- Do you see any changes since you’ve started training with the AIM team?
- Over the course of almost two months, I have witnessed lots of progress and success. I’ve already told the guys that I hadn’t seen such a professional approach to training with anyone I have trained with previously. The hired coach is a true professional. In the very beginning, I was literally dying from exhaustion during training sessions but I got used to it. Coach is great! I like his training program a lot. It does not just wear you out but slowly builds up the load.
The team lineup has changed for the better too because the training sessions became more intense.
- Isn’t it hard to wake up so early in the morning? To have no days off on Saturday and Sunday?
- Yes, it is. But given the fact that the players keep showing up, it means they enjoy it. The one who is unwilling to do it won't be putting so much effort into it. If you are really passionate about it, if you really need it, you’ll keep going. No one is forcing you to stay on the team... I mean, it's all up to you.
What’s important is that we don’t train just for the heck of it, for the sake of having a good run but to reach the goal, win the game, reach new heights. Currently, we have made it to the semifinals…
I have to admit that the teams we competed with earlier are very strong. You step on the football field and the thrill of the game takes over you immediately, you have to play and win!

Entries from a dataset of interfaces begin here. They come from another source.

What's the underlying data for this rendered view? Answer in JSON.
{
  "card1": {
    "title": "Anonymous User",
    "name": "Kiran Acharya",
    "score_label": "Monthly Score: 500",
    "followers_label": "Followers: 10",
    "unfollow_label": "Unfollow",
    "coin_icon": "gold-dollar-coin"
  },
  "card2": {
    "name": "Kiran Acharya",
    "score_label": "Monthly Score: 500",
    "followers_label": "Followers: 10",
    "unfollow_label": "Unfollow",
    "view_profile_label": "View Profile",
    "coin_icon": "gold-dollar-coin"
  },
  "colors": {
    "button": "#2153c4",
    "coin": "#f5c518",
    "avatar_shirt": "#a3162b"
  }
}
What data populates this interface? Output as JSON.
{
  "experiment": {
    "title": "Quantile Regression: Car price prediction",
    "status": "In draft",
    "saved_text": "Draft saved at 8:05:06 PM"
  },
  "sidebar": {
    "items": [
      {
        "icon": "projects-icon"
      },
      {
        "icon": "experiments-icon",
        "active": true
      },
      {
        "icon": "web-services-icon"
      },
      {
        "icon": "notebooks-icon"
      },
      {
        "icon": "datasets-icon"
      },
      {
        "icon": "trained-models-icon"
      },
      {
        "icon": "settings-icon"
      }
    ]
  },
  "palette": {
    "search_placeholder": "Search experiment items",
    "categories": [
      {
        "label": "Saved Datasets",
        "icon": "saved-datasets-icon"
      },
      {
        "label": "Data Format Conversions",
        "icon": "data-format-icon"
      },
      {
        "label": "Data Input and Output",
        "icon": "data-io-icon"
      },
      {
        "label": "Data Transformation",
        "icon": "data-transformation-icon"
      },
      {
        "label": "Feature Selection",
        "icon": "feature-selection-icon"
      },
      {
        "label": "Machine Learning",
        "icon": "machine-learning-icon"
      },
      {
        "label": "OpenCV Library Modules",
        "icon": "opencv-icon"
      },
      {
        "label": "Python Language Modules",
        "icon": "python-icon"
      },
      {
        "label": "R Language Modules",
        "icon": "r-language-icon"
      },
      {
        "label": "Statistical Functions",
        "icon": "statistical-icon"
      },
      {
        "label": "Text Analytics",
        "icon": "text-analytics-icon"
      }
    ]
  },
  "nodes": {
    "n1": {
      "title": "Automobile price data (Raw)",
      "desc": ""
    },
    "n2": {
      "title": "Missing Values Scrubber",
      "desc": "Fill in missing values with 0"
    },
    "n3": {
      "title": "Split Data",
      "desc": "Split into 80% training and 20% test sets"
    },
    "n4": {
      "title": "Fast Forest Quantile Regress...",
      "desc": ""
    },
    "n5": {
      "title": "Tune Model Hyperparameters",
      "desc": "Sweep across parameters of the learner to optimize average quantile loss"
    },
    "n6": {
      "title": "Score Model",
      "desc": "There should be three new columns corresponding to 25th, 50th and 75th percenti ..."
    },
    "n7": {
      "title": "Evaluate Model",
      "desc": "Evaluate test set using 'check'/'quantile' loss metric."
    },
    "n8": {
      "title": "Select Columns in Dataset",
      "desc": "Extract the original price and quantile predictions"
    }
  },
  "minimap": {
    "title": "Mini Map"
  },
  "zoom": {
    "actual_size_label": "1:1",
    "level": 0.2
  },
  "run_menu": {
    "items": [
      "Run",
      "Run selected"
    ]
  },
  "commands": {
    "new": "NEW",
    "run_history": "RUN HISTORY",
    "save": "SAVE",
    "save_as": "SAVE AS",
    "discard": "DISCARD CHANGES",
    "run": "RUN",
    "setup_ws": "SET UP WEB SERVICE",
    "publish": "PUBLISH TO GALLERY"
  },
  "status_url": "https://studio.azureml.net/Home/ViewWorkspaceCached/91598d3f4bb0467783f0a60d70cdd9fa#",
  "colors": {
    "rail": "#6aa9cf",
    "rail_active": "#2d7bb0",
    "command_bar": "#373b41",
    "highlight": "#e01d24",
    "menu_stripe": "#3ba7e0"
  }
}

- What does football mean to you? Is it a leisure activity, health? How does football help adjust to the life realities after the war?
In terms of adaptation of the ATO veterans, football can play a significant role but those who play it now did so before the war too. If I play the ball every day just like I would do my job, I suppose it can serve as a good distraction.
The biggest distraction for me is work. I love tackling the numbers (laughs). I loved doing that even before. The team and the working environment help me a lot.
After completing my service back in 2016, I’ve traveled across Ukraine with my battle buddies visiting the graves of our fallen friends for a month.
After that, my personal adaptation shifted to a children's camp where I was sent by the volunteers. After two weeks, I was begging to take me out of there! It was a health camp for the kids organized by the Kyiv City State Administration. There were orphans and I was their mentor.
I came there for one shift only and they made me stay for half a year. I would go back home for a day every two months. I used to cry at night. It was hard... However, I’ve realized how much it actually helped me when I returned home. When you approach something responsibly, when you fully dive into it, it occupies your mind and becomes a source of distraction.
After that, on December 31, 2016, I went to Chernivtsi and stayed at my war buddy’s place with not a soul around for a whole month. Was unwinding…
So, the miracles do happen and nothing is accidental in our lives.
Aside from that, Sasha is good at catching the ball at the gate and now that he is ‘tackling the numbers’ at AIM as he likes to jokingly call it, the team wins more often.
We are wishing Sashko loads of energy, inspiration and success in all his endeavors!
The people have to find own place in life where they can make themselves the most useful. The one who was lucky to find it can be considered a happy person.
Ifyou have any questions relating to the football team, feel free to contact Yuriy Shchyrin, the captain, founder and CEO at AIM.
Written by Svitlana Domanchuk who talked to undefeatable defender of Ukraine and the goalkeeper.